We use cookies to enhance your experience on our website. By continuing to use our website, you are agreeing to our use of cookies. You can change your cookie settings at any time. Find out more
Select Bible Use this Lookup to open a specific Bible and passage. Start here to select a Bible.
Make selected Bible the default for Lookup tool.
Book: Ch.V. Select book from A-Z list, enter chapter and verse number, and click "Go."
:
OR
  • Previous Result
  • Results
  • Look It Up Highlight any word or phrase, then click the button to begin a new search.
  • Highlight On / Off
  • Next Result

The New Oxford Annotated Bible New Revised Standard Study Bible that provides essential scholarship and guidance for Bible readers.

Related Content

Commentary on Joshua

Previous
Jump to: Select book from A-Z list, enter chapter and verse number, and click "Go."
Next
Text Commentary side-by-side

1.1–5.12 : Preparation for the conquest.

1.1–18 : The commission.

1 :

Moses' death (Deut 34 ) provides the setting for Joshua's commission. God did not allow Moses to enter the land (Deut 32.48–52 ).

2–18 :

The commission itself contains four speeches (vv. 2–9, 10–11, 12–15, 16–18 ).

2–9 :

The LORD's speech outlines the means of success for Joshua and the Israelites: obedience to the book of the law. The LORD's speech also anticipates the main themes of the book: the crossing of the Jordan ( 1.1–5.12 ), the conquest ( 5.13–12.24 ), the distribution of the land ( 13.1–22.34 ), and obedience to the law of Moses ( 23.1–24.33 ).

2–5 :

The idealized boundaries of the land, given with the assurance of God's presence, were the Jordan River to the east, the wilderness or semidesert to the south and east, the Lebanon mountain range to the northwest, the river Euphrates to the north, and the Great Sea, the Mediterranean Sea, to the west (cf. Deut 11.24–25 ).

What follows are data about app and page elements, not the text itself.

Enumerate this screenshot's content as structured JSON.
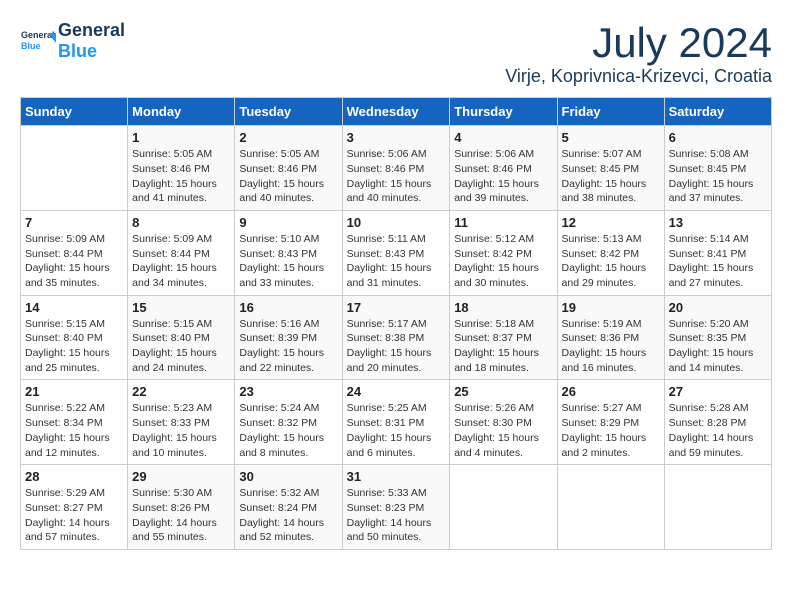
{
  "header": {
    "logo_general": "General",
    "logo_blue": "Blue",
    "month": "July 2024",
    "location": "Virje, Koprivnica-Krizevci, Croatia"
  },
  "weekdays": [
    "Sunday",
    "Monday",
    "Tuesday",
    "Wednesday",
    "Thursday",
    "Friday",
    "Saturday"
  ],
  "weeks": [
    [
      {
        "day": "",
        "sunrise": "",
        "sunset": "",
        "daylight": ""
      },
      {
        "day": "1",
        "sunrise": "Sunrise: 5:05 AM",
        "sunset": "Sunset: 8:46 PM",
        "daylight": "Daylight: 15 hours and 41 minutes."
      },
      {
        "day": "2",
        "sunrise": "Sunrise: 5:05 AM",
        "sunset": "Sunset: 8:46 PM",
        "daylight": "Daylight: 15 hours and 40 minutes."
      },
      {
        "day": "3",
        "sunrise": "Sunrise: 5:06 AM",
        "sunset": "Sunset: 8:46 PM",
        "daylight": "Daylight: 15 hours and 40 minutes."
      },
      {
        "day": "4",
        "sunrise": "Sunrise: 5:06 AM",
        "sunset": "Sunset: 8:46 PM",
        "daylight": "Daylight: 15 hours and 39 minutes."
      },
      {
        "day": "5",
        "sunrise": "Sunrise: 5:07 AM",
        "sunset": "Sunset: 8:45 PM",
        "daylight": "Daylight: 15 hours and 38 minutes."
      },
      {
        "day": "6",
        "sunrise": "Sunrise: 5:08 AM",
        "sunset": "Sunset: 8:45 PM",
        "daylight": "Daylight: 15 hours and 37 minutes."
      }
    ],
    [
      {
        "day": "7",
        "sunrise": "Sunrise: 5:09 AM",
        "sunset": "Sunset: 8:44 PM",
        "daylight": "Daylight: 15 hours and 35 minutes."
      },
      {
        "day": "8",
        "sunrise": "Sunrise: 5:09 AM",
        "sunset": "Sunset: 8:44 PM",
        "daylight": "Daylight: 15 hours and 34 minutes."
      },
      {
        "day": "9",
        "sunrise": "Sunrise: 5:10 AM",
        "sunset": "Sunset: 8:43 PM",
        "daylight": "Daylight: 15 hours and 33 minutes."
      },
      {
        "day": "10",
        "sunrise": "Sunrise: 5:11 AM",
        "sunset": "Sunset: 8:43 PM",
        "daylight": "Daylight: 15 hours and 31 minutes."
      },
      {
        "day": "11",
        "sunrise": "Sunrise: 5:12 AM",
        "sunset": "Sunset: 8:42 PM",
        "daylight": "Daylight: 15 hours and 30 minutes."
      },
      {
        "day": "12",
        "sunrise": "Sunrise: 5:13 AM",
        "sunset": "Sunset: 8:42 PM",
        "daylight": "Daylight: 15 hours and 29 minutes."
      },
      {
        "day": "13",
        "sunrise": "Sunrise: 5:14 AM",
        "sunset": "Sunset: 8:41 PM",
        "daylight": "Daylight: 15 hours and 27 minutes."
      }
    ],
    [
      {
        "day": "14",
        "sunrise": "Sunrise: 5:15 AM",
        "sunset": "Sunset: 8:40 PM",
        "daylight": "Daylight: 15 hours and 25 minutes."
      },
      {
        "day": "15",
        "sunrise": "Sunrise: 5:15 AM",
        "sunset": "Sunset: 8:40 PM",
        "daylight": "Daylight: 15 hours and 24 minutes."
      },
      {
        "day": "16",
        "sunrise": "Sunrise: 5:16 AM",
        "sunset": "Sunset: 8:39 PM",
        "daylight": "Daylight: 15 hours and 22 minutes."
      },
      {
        "day": "17",
        "sunrise": "Sunrise: 5:17 AM",
        "sunset": "Sunset: 8:38 PM",
        "daylight": "Daylight: 15 hours and 20 minutes."
      },
      {
        "day": "18",
        "sunrise": "Sunrise: 5:18 AM",
        "sunset": "Sunset: 8:37 PM",
        "daylight": "Daylight: 15 hours and 18 minutes."
      },
      {
        "day": "19",
        "sunrise": "Sunrise: 5:19 AM",
        "sunset": "Sunset: 8:36 PM",
        "daylight": "Daylight: 15 hours and 16 minutes."
      },
      {
        "day": "20",
        "sunrise": "Sunrise: 5:20 AM",
        "sunset": "Sunset: 8:35 PM",
        "daylight": "Daylight: 15 hours and 14 minutes."
      }
    ],
    [
      {
        "day": "21",
        "sunrise": "Sunrise: 5:22 AM",
        "sunset": "Sunset: 8:34 PM",
        "daylight": "Daylight: 15 hours and 12 minutes."
      },
      {
        "day": "22",
        "sunrise": "Sunrise: 5:23 AM",
        "sunset": "Sunset: 8:33 PM",
        "daylight": "Daylight: 15 hours and 10 minutes."
      },
      {
        "day": "23",
        "sunrise": "Sunrise: 5:24 AM",
        "sunset": "Sunset: 8:32 PM",
        "daylight": "Daylight: 15 hours and 8 minutes."
      },
      {
        "day": "24",
        "sunrise": "Sunrise: 5:25 AM",
        "sunset": "Sunset: 8:31 PM",
        "daylight": "Daylight: 15 hours and 6 minutes."
      },
      {
        "day": "25",
        "sunrise": "Sunrise: 5:26 AM",
        "sunset": "Sunset: 8:30 PM",
        "daylight": "Daylight: 15 hours and 4 minutes."
      },
      {
        "day": "26",
        "sunrise": "Sunrise: 5:27 AM",
        "sunset": "Sunset: 8:29 PM",
        "daylight": "Daylight: 15 hours and 2 minutes."
      },
      {
        "day": "27",
        "sunrise": "Sunrise: 5:28 AM",
        "sunset": "Sunset: 8:28 PM",
        "daylight": "Daylight: 14 hours and 59 minutes."
      }
    ],
    [
      {
        "day": "28",
        "sunrise": "Sunrise: 5:29 AM",
        "sunset": "Sunset: 8:27 PM",
        "daylight": "Daylight: 14 hours and 57 minutes."
      },
      {
        "day": "29",
        "sunrise": "Sunrise: 5:30 AM",
        "sunset": "Sunset: 8:26 PM",
        "daylight": "Daylight: 14 hours and 55 minutes."
      },
      {
        "day": "30",
        "sunrise": "Sunrise: 5:32 AM",
        "sunset": "Sunset: 8:24 PM",
        "daylight": "Daylight: 14 hours and 52 minutes."
      },
      {
        "day": "31",
        "sunrise": "Sunrise: 5:33 AM",
        "sunset": "Sunset: 8:23 PM",
        "daylight": "Daylight: 14 hours and 50 minutes."
      },
      {
        "day": "",
        "sunrise": "",
        "sunset": "",
        "daylight": ""
      },
      {
        "day": "",
        "sunrise": "",
        "sunset": "",
        "daylight": ""
      },
      {
        "day": "",
        "sunrise": "",
        "sunset": "",
        "daylight": ""
      }
    ]
  ]
}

4 :

All the land of the Hittites is likely a later gloss, probably referring to northern Syria.

5 :

An explicit recognition that Joshua is the new Moses; cf. Ex 3.12 .

6–9 :

As currently formulated, the text emphasizes that military success comes from the law's internalization, spoken of in 1.8 in terms of meditation with consequent obedience (cf. Deut 31.7–8; Ps 1.2–3 ).

11 :

In three days reflects ritual concerns (cf. Ex 3.18; 19.11 ).

12–15 :

Joshua's speech to the Transjordanian tribes is suffused with vocabulary that typifies Deuteronomy. Since the other tribes had helped the Transjordanians conquer their land, the Transjordanians were to help the other Israelites acquire their land west of the Jordan. The half‐tribe of Manasseh, according to territorial lists (see 13.29–31; 17 ) part of Manasseh occupied land east of the Jordan and part west.

13 :

See Deut 3.12–20 .

16–18 :

The reply of the Transjordanian tribes rounds out the chapters by echoing the LORD's assurances of 1.1–9 (cf. Deut 9–10 ).

  • Previous Result
  • Results
  • Look It Up Highlight any word or phrase, then click the button to begin a new search.
  • Highlight On / Off
  • Next Result
Oxford University Press

© 2015. All Rights Reserved. Privacy policy and legal notice